Component data from apps and pages:
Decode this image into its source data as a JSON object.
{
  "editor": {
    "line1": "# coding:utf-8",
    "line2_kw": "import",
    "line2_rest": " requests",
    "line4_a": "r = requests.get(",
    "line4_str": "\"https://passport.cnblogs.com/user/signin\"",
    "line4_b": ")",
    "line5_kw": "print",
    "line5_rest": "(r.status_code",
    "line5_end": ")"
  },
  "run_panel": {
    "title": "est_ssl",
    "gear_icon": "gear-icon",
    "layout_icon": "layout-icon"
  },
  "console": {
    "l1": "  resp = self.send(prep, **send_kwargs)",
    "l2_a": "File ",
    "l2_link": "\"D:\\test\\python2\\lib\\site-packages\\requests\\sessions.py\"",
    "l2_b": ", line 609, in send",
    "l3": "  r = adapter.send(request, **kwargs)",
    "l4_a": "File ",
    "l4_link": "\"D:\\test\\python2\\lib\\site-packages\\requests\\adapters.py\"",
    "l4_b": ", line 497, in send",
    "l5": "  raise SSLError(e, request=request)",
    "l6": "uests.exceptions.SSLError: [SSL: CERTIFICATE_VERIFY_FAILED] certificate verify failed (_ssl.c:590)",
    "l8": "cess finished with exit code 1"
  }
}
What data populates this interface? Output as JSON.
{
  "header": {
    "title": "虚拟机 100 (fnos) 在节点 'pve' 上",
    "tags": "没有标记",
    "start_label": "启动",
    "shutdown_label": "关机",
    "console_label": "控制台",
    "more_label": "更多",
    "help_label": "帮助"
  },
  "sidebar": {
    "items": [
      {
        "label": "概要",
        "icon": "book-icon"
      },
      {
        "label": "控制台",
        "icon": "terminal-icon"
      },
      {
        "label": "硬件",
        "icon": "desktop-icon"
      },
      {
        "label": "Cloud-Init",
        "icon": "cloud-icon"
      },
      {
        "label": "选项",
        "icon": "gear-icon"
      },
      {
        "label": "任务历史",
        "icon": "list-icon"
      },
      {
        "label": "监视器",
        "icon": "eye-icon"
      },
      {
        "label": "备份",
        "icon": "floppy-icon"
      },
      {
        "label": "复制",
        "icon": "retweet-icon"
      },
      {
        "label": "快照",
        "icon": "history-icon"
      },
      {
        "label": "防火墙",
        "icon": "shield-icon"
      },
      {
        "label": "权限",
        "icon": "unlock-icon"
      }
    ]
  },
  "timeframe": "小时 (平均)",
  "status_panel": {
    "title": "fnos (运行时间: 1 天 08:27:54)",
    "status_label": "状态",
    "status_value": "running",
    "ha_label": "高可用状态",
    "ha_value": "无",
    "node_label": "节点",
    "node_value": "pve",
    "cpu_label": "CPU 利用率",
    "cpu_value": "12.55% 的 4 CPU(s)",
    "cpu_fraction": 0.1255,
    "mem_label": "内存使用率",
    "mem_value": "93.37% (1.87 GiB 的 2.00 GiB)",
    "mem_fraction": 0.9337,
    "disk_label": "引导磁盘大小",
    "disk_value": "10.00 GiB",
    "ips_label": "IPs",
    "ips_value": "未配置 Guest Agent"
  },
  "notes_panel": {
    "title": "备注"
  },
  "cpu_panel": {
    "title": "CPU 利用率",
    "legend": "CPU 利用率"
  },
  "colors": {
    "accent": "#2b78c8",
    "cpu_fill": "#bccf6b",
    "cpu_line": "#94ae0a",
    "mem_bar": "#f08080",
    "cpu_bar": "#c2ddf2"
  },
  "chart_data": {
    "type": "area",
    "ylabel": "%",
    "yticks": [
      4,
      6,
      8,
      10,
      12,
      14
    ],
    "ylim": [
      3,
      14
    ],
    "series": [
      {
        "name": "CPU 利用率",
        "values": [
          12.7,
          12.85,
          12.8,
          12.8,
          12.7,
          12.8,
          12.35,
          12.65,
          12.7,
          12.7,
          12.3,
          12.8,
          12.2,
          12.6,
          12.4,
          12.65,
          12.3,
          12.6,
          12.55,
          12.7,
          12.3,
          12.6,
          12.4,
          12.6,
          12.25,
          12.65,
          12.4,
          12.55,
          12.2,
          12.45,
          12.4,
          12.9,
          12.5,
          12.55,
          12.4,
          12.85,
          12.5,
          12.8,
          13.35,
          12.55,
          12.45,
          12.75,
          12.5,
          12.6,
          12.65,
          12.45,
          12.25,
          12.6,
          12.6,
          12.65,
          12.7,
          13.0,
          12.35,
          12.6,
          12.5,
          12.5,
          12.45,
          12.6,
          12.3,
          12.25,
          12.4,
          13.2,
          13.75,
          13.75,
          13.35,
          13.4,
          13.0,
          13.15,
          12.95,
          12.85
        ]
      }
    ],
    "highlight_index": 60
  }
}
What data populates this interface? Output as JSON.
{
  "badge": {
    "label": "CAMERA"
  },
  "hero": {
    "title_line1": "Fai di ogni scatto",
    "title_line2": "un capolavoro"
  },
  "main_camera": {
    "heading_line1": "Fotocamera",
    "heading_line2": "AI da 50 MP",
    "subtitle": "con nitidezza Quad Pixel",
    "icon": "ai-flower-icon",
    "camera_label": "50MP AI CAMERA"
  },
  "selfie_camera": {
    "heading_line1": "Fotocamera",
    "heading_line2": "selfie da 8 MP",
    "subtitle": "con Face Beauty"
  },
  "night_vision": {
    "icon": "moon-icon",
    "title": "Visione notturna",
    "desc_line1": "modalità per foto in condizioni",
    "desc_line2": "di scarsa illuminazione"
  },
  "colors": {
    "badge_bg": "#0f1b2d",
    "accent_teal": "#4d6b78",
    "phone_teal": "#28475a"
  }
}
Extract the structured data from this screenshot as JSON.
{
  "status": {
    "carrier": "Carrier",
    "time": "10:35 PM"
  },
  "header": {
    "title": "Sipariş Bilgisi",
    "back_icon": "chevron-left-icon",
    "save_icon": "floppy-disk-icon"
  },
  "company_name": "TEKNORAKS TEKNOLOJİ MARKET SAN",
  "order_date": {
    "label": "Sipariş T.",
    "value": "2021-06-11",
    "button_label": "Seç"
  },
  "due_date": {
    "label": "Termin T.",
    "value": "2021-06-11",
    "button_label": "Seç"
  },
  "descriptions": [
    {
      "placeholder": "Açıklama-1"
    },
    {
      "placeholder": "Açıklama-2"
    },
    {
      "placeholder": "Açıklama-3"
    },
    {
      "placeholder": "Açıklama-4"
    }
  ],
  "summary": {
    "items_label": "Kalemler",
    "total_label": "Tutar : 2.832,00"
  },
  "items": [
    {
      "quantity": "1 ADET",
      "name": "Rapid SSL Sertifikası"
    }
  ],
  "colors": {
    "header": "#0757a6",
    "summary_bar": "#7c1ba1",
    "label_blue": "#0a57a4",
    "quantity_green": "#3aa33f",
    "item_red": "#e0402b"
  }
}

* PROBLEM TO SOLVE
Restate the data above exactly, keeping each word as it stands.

* PROBLEM SOLUTION
Decode this image into its source data as a JSON object.
{
  "editor": {
    "line1": "# coding:utf-8",
    "line2_kw": "import",
    "line2_rest": " requests",
    "line4_a": "r = requests.get(",
    "line4_str": "\"https://passport.cnblogs.com/user/signin\"",
    "line4_b": ")",
    "line5_kw": "print",
    "line5_rest": "(r.status_code",
    "line5_end": ")"
  },
  "run_panel": {
    "title": "est_ssl",
    "gear_icon": "gear-icon",
    "layout_icon": "layout-icon"
  },
  "console": {
    "l1": "  resp = self.send(prep, **send_kwargs)",
    "l2_a": "File ",
    "l2_link": "\"D:\\test\\python2\\lib\\site-packages\\requests\\sessions.py\"",
    "l2_b": ", line 609, in send",
    "l3": "  r = adapter.send(request, **kwargs)",
    "l4_a": "File ",
    "l4_link": "\"D:\\test\\python2\\lib\\site-packages\\requests\\adapters.py\"",
    "l4_b": ", line 497, in send",
    "l5": "  raise SSLError(e, request=request)",
    "l6": "uests.exceptions.SSLError: [SSL: CERTIFICATE_VERIFY_FAILED] certificate verify failed (_ssl.c:590)",
    "l8": "cess finished with exit code 1"
  }
}
What data populates this interface? Output as JSON.
{
  "header": {
    "title": "虚拟机 100 (fnos) 在节点 'pve' 上",
    "tags": "没有标记",
    "start_label": "启动",
    "shutdown_label": "关机",
    "console_label": "控制台",
    "more_label": "更多",
    "help_label": "帮助"
  },
  "sidebar": {
    "items": [
      {
        "label": "概要",
        "icon": "book-icon"
      },
      {
        "label": "控制台",
        "icon": "terminal-icon"
      },
      {
        "label": "硬件",
        "icon": "desktop-icon"
      },
      {
        "label": "Cloud-Init",
        "icon": "cloud-icon"
      },
      {
        "label": "选项",
        "icon": "gear-icon"
      },
      {
        "label": "任务历史",
        "icon": "list-icon"
      },
      {
        "label": "监视器",
        "icon": "eye-icon"
      },
      {
        "label": "备份",
        "icon": "floppy-icon"
      },
      {
        "label": "复制",
        "icon": "retweet-icon"
      },
      {
        "label": "快照",
        "icon": "history-icon"
      },
      {
        "label": "防火墙",
        "icon": "shield-icon"
      },
      {
        "label": "权限",
        "icon": "unlock-icon"
      }
    ]
  },
  "timeframe": "小时 (平均)",
  "status_panel": {
    "title": "fnos (运行时间: 1 天 08:27:54)",
    "status_label": "状态",
    "status_value": "running",
    "ha_label": "高可用状态",
    "ha_value": "无",
    "node_label": "节点",
    "node_value": "pve",
    "cpu_label": "CPU 利用率",
    "cpu_value": "12.55% 的 4 CPU(s)",
    "cpu_fraction": 0.1255,
    "mem_label": "内存使用率",
    "mem_value": "93.37% (1.87 GiB 的 2.00 GiB)",
    "mem_fraction": 0.9337,
    "disk_label": "引导磁盘大小",
    "disk_value": "10.00 GiB",
    "ips_label": "IPs",
    "ips_value": "未配置 Guest Agent"
  },
  "notes_panel": {
    "title": "备注"
  },
  "cpu_panel": {
    "title": "CPU 利用率",
    "legend": "CPU 利用率"
  },
  "colors": {
    "accent": "#2b78c8",
    "cpu_fill": "#bccf6b",
    "cpu_line": "#94ae0a",
    "mem_bar": "#f08080",
    "cpu_bar": "#c2ddf2"
  },
  "chart_data": {
    "type": "area",
    "ylabel": "%",
    "yticks": [
      4,
      6,
      8,
      10,
      12,
      14
    ],
    "ylim": [
      3,
      14
    ],
    "series": [
      {
        "name": "CPU 利用率",
        "values": [
          12.7,
          12.85,
          12.8,
          12.8,
          12.7,
          12.8,
          12.35,
          12.65,
          12.7,
          12.7,
          12.3,
          12.8,
          12.2,
          12.6,
          12.4,
          12.65,
          12.3,
          12.6,
          12.55,
          12.7,
          12.3,
          12.6,
          12.4,
          12.6,
          12.25,
          12.65,
          12.4,
          12.55,
          12.2,
          12.45,
          12.4,
          12.9,
          12.5,
          12.55,
          12.4,
          12.85,
          12.5,
          12.8,
          13.35,
          12.55,
          12.45,
          12.75,
          12.5,
          12.6,
          12.65,
          12.45,
          12.25,
          12.6,
          12.6,
          12.65,
          12.7,
          13.0,
          12.35,
          12.6,
          12.5,
          12.5,
          12.45,
          12.6,
          12.3,
          12.25,
          12.4,
          13.2,
          13.75,
          13.75,
          13.35,
          13.4,
          13.0,
          13.15,
          12.95,
          12.85
        ]
      }
    ],
    "highlight_index": 60
  }
}
What data populates this interface? Output as JSON.
{
  "badge": {
    "label": "CAMERA"
  },
  "hero": {
    "title_line1": "Fai di ogni scatto",
    "title_line2": "un capolavoro"
  },
  "main_camera": {
    "heading_line1": "Fotocamera",
    "heading_line2": "AI da 50 MP",
    "subtitle": "con nitidezza Quad Pixel",
    "icon": "ai-flower-icon",
    "camera_label": "50MP AI CAMERA"
  },
  "selfie_camera": {
    "heading_line1": "Fotocamera",
    "heading_line2": "selfie da 8 MP",
    "subtitle": "con Face Beauty"
  },
  "night_vision": {
    "icon": "moon-icon",
    "title": "Visione notturna",
    "desc_line1": "modalità per foto in condizioni",
    "desc_line2": "di scarsa illuminazione"
  },
  "colors": {
    "badge_bg": "#0f1b2d",
    "accent_teal": "#4d6b78",
    "phone_teal": "#28475a"
  }
}
Extract the structured data from this screenshot as JSON.
{
  "status": {
    "carrier": "Carrier",
    "time": "10:35 PM"
  },
  "header": {
    "title": "Sipariş Bilgisi",
    "back_icon": "chevron-left-icon",
    "save_icon": "floppy-disk-icon"
  },
  "company_name": "TEKNORAKS TEKNOLOJİ MARKET SAN",
  "order_date": {
    "label": "Sipariş T.",
    "value": "2021-06-11",
    "button_label": "Seç"
  },
  "due_date": {
    "label": "Termin T.",
    "value": "2021-06-11",
    "button_label": "Seç"
  },
  "descriptions": [
    {
      "placeholder": "Açıklama-1"
    },
    {
      "placeholder": "Açıklama-2"
    },
    {
      "placeholder": "Açıklama-3"
    },
    {
      "placeholder": "Açıklama-4"
    }
  ],
  "summary": {
    "items_label": "Kalemler",
    "total_label": "Tutar : 2.832,00"
  },
  "items": [
    {
      "quantity": "1 ADET",
      "name": "Rapid SSL Sertifikası"
    }
  ],
  "colors": {
    "header": "#0757a6",
    "summary_bar": "#7c1ba1",
    "label_blue": "#0a57a4",
    "quantity_green": "#3aa33f",
    "item_red": "#e0402b"
  }
}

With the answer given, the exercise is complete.